Find and Characterize Cracks in Concrete

DAnoBi (Detection of Anomalies in Image Data)

The universal building material concrete is strong and resistant, but brittle. Thin cracks in concrete are almost unavoidable, but usually not harmful either. For the inspection, diagnosis and maintenance of concrete surfaces, cracks must nevertheless be reliably found and evaluated. Experts often assess crack patterns purely visually.

Concrete and crack structures vary greatly depending on the field of application. Concrete surfaces can be very irregular. It is therefore difficult to reliably segment thin crack structures automatically.

We have developed two very flexible and robust solutions for this task – one using classical image processing and one using Machine Learning (ML). They find hairline cracks that are only one pixel thick even on heterogeneous backgrounds.

In Focus 3D Images and Computed Tomography

Internal cracks can be imaged non-destructively using computer tomography. They are thin and their low gray values often barely differ from the heterogeneous microstructure of the concrete in the 3D images.

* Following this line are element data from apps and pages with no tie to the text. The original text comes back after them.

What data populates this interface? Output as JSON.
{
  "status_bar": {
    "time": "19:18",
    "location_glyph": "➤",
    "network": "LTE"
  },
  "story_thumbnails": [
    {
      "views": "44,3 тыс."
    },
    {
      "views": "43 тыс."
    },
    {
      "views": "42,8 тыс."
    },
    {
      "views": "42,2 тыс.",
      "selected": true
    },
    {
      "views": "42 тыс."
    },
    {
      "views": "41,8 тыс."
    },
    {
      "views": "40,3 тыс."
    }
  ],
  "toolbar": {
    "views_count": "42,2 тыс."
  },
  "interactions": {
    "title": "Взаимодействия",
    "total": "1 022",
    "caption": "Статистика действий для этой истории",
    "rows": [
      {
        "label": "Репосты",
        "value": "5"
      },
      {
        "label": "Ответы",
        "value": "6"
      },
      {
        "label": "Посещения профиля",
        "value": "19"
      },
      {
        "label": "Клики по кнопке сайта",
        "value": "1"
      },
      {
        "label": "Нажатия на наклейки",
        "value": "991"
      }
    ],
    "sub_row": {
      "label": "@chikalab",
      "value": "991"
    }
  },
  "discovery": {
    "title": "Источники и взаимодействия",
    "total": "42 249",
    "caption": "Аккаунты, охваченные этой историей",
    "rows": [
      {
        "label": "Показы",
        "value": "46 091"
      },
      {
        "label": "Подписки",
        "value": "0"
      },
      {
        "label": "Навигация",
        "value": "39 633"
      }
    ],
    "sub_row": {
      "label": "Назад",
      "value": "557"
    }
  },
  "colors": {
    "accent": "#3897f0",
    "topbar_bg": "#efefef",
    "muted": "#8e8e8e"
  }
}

It is therefore particularly challenging to reliably find cracks, fully record their course and analyze them in 3D.

In the project DAnoBi (Detection of Anomalies in Image Data), we have developed methods together with partners to reliably find and segment cracks even in images as large as 400GB.

The Future: Globally Unique CT System for the Construction Industry

A major challenge: Micro-CT technology such as the one we use at the Fraunhofer ITWM scans concrete samples with an edge length and diameter of just a few centimetres. Mechanical load tests on concrete samples several meters long cannot be carried out. In future, this will be possible at the University of Kaiserslautern-Landau (RPTU), in the Department of Civil Engineering. A globally unique CT system is currently being built there, which will be launched in 2024. The system works with much stronger X-rays – nine megaelectron volts –than medical X-ray machines, so that reinforced concrete components up to a diameter of 30 centimetres and a length of six meters can be X-rayed.

Computed tomography portal Gulliver.
© Fraunhofer ITWM
Computed tomography portal Gulliver.
Concrete sample with crack.
© Fraunhofer ITWM
Concrete sample with a crack.

One of the first and most important application scenarios in Gulliver, as the large-scale device is called, is the 3D mapping of crack development in large concrete beams during a four-point bending test. The technology will help scientists to better understand the complex composite material concrete. Gulliver generates between 120 gigabytes and two terabytes of image data for each experiment.

More about Gulliver, the CT system (large-scale equipment initiative) of the University Kaiserslautern-Landau (German Website) 

Our Expertise and Scope of the Project

At the Fraunhofer ITWM, we optimize the memory management and image access of our extensive 3D image processing and analysis software in order to efficiently handle the huge amounts of data generated. The complex algorithms must enable short response times during image processing. This is a challenging task, as it is necessary to find the finest structures in the huge amount of data in a short space of time. For the subsequent analysis, the ITWM software offers various methods, for example for local correlation, thickness and orientation analysis.

Quantum computing has the potential to significantly simplify the analysis of huge image data.

More About Quantum Computing at Fraunhofer ITWM